▶ What you need to do: Lines below containing the word "this" should be copied out.

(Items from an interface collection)
------

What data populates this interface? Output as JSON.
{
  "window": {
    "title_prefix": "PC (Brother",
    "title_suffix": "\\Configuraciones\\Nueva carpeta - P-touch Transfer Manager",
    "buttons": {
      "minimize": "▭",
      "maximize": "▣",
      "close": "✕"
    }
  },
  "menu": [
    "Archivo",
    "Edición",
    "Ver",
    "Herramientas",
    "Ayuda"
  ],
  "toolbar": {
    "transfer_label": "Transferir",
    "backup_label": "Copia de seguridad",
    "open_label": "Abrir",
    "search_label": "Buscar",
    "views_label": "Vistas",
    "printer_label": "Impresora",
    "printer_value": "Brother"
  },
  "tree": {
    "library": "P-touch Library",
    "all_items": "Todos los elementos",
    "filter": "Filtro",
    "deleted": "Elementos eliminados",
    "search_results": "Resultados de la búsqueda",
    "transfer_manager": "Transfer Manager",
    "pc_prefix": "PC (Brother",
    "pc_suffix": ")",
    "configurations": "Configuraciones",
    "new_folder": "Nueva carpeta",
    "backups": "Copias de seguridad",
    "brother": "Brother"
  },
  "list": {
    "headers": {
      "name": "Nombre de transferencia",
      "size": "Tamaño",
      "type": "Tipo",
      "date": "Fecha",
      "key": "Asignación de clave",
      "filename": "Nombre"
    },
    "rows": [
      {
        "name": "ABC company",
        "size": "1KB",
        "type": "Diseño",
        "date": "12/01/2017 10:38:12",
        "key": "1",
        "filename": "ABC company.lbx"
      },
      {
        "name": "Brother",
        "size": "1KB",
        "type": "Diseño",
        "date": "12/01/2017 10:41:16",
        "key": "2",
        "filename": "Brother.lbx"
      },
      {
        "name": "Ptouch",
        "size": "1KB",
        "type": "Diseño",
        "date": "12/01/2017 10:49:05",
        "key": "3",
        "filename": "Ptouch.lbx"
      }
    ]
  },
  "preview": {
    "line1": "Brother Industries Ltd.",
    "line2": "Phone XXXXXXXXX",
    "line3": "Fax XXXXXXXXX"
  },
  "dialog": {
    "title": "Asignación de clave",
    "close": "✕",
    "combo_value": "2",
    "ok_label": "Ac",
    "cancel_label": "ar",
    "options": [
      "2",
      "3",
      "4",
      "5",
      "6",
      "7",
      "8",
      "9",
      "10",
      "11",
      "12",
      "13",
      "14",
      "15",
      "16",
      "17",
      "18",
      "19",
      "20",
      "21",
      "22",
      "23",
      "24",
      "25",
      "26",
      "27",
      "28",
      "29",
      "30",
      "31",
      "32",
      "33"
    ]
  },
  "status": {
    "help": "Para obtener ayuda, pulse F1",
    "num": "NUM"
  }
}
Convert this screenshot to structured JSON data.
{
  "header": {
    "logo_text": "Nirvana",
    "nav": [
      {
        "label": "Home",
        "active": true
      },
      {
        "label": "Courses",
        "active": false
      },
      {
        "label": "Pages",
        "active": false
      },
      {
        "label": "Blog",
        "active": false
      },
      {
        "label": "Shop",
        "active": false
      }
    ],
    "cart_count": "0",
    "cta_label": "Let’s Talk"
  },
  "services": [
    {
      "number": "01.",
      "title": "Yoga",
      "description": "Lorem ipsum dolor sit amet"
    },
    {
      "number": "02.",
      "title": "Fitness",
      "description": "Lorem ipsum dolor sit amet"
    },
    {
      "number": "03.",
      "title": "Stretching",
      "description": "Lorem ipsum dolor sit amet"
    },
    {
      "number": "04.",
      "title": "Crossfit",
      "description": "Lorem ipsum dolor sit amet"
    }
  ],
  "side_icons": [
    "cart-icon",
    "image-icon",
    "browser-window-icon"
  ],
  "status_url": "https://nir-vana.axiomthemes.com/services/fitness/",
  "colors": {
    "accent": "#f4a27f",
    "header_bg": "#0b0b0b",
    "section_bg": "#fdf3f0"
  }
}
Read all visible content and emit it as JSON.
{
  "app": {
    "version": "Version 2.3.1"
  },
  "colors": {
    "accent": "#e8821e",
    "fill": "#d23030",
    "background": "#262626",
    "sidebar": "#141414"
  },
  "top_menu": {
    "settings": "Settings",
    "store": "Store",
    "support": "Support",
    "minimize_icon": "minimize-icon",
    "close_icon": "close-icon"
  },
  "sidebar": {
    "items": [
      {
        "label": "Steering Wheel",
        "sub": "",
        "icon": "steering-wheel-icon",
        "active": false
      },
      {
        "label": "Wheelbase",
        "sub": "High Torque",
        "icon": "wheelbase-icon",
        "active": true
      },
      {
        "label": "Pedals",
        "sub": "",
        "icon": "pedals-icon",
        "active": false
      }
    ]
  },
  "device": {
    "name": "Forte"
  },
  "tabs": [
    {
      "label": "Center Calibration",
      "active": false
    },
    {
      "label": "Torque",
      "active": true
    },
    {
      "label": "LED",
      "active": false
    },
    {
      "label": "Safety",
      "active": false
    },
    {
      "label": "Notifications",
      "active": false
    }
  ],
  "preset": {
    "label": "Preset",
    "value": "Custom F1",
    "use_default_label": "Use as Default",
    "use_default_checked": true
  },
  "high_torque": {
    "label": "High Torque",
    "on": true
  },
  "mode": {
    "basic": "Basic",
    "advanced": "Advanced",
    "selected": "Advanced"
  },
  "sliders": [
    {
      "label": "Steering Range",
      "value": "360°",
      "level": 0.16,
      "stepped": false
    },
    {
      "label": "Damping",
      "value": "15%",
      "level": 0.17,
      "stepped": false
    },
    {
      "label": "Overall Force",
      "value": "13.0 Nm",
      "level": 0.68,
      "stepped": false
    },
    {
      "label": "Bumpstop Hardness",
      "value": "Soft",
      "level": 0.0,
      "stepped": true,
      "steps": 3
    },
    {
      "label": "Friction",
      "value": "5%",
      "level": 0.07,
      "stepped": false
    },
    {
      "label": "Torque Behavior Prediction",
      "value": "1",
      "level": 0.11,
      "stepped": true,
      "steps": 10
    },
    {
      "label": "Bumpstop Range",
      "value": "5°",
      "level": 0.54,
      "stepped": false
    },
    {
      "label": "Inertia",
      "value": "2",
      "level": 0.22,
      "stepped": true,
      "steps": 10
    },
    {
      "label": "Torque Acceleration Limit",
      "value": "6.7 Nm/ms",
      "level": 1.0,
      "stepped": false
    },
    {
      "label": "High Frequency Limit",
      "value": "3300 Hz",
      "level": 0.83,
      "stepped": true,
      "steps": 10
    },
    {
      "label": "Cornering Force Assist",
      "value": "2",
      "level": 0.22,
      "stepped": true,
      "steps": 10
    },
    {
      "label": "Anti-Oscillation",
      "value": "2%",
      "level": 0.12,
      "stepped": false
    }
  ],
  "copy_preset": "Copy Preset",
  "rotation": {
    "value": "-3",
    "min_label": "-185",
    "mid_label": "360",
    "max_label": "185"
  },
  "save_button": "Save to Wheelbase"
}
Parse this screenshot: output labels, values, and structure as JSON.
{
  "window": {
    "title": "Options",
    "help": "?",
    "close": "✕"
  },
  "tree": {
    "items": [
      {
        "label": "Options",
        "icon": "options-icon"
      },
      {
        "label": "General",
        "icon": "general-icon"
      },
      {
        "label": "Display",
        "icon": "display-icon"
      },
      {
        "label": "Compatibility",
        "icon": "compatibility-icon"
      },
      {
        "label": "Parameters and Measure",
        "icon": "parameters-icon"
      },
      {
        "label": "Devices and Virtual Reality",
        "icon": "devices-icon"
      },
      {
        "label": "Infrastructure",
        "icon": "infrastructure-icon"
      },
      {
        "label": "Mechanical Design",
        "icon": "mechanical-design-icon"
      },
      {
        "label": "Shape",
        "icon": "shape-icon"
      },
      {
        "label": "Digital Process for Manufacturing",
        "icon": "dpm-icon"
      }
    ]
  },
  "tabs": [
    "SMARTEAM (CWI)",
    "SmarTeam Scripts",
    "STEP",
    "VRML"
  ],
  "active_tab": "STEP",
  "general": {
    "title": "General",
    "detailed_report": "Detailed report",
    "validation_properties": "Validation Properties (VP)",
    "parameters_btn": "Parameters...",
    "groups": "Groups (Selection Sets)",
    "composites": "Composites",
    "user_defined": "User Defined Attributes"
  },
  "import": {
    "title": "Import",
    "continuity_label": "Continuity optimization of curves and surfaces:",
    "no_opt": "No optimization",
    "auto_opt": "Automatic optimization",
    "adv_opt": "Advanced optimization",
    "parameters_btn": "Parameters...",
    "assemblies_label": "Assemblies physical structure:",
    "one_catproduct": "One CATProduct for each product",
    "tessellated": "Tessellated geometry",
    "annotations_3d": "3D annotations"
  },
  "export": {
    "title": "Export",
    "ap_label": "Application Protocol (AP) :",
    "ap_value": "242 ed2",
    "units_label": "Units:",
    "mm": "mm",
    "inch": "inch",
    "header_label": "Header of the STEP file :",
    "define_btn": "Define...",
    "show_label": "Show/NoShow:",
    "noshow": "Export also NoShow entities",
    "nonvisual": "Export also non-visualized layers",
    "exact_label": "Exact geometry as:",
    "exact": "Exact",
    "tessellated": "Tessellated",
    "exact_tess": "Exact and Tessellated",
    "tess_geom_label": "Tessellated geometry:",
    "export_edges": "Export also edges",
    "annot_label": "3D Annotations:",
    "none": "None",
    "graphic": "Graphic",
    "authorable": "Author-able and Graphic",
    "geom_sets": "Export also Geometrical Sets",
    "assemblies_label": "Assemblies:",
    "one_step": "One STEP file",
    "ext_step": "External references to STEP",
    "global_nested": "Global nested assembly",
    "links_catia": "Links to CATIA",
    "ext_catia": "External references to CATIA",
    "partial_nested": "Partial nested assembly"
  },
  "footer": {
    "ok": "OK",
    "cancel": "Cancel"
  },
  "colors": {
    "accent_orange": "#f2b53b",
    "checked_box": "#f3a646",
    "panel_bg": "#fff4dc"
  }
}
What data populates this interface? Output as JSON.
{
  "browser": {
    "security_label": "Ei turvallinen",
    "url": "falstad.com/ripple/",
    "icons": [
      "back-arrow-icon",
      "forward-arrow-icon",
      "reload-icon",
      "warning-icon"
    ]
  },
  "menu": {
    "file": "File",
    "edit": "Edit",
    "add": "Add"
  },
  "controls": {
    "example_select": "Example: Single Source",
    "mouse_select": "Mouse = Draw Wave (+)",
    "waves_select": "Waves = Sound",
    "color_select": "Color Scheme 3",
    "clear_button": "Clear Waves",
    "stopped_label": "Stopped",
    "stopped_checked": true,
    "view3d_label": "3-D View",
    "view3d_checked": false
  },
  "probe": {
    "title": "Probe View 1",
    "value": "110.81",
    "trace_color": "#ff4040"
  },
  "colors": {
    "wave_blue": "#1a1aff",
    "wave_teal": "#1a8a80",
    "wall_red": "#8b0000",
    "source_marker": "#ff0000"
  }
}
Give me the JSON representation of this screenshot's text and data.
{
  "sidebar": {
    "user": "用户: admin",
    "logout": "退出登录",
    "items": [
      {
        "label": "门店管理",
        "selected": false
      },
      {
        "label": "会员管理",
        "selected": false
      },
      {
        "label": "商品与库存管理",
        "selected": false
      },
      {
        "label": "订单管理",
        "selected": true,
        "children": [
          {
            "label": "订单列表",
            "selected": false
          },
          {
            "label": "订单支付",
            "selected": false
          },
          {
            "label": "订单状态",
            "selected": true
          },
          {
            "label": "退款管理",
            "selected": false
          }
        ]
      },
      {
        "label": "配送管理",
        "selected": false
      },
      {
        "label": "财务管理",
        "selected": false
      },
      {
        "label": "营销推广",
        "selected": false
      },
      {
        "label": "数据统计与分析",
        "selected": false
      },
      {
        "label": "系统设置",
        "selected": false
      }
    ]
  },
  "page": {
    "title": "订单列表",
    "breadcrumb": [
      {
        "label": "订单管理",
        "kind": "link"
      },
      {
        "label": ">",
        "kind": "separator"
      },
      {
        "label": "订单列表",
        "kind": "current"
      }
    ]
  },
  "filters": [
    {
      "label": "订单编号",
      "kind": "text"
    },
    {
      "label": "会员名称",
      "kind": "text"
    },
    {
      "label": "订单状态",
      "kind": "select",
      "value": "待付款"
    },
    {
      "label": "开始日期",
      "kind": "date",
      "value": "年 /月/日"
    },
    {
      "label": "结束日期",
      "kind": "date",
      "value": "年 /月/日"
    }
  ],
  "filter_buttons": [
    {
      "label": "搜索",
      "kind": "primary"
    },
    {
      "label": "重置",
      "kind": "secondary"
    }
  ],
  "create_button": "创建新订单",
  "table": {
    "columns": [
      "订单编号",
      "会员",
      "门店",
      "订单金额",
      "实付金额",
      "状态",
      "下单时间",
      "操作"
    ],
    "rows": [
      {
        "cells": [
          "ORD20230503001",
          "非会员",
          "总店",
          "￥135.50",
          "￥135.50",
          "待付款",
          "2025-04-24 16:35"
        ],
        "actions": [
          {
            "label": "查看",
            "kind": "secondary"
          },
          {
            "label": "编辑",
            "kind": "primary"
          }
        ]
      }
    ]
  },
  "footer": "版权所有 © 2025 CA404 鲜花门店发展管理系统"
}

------

▶ Your solution:
What data populates this interface? Output as JSON.
Convert this screenshot to structured JSON data.
Parse this screenshot: output labels, values, and structure as JSON.
What data populates this interface? Output as JSON.
Give me the JSON representation of this screenshot's text and data.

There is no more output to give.